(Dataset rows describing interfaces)

'''

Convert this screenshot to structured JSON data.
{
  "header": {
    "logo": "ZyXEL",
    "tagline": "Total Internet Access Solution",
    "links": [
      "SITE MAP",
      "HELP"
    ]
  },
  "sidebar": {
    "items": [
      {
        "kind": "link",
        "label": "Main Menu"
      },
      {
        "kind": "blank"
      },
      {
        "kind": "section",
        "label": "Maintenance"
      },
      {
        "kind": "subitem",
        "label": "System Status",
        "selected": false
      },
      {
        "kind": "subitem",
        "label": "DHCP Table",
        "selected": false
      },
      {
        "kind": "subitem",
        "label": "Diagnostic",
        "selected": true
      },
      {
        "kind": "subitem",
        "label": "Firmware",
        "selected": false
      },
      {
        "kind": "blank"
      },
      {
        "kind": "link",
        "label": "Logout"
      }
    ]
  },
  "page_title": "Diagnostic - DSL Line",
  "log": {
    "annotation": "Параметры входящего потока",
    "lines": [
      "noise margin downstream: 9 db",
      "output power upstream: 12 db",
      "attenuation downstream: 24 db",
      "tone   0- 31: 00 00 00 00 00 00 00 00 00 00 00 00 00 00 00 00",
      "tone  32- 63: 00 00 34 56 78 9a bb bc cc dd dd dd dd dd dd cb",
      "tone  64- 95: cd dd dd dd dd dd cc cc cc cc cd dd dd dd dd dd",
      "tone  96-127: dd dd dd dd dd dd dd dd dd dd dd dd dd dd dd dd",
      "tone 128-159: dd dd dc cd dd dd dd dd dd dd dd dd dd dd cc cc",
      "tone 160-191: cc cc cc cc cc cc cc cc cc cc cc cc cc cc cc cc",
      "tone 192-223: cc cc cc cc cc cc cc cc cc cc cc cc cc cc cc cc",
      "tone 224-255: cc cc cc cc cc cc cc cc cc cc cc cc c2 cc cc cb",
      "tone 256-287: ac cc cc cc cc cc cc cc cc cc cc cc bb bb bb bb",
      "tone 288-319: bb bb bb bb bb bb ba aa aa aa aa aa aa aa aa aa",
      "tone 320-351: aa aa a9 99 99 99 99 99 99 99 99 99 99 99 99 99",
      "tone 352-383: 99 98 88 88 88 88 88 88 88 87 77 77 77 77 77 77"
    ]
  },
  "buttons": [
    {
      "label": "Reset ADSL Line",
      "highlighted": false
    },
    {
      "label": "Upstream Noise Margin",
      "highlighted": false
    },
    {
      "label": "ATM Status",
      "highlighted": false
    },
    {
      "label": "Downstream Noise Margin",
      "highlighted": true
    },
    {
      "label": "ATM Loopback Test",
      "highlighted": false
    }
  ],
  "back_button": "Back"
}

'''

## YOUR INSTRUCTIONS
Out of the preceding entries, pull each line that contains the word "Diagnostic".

## ANSWER AREA
        "label": "Diagnostic",
  "page_title": "Diagnostic - DSL Line",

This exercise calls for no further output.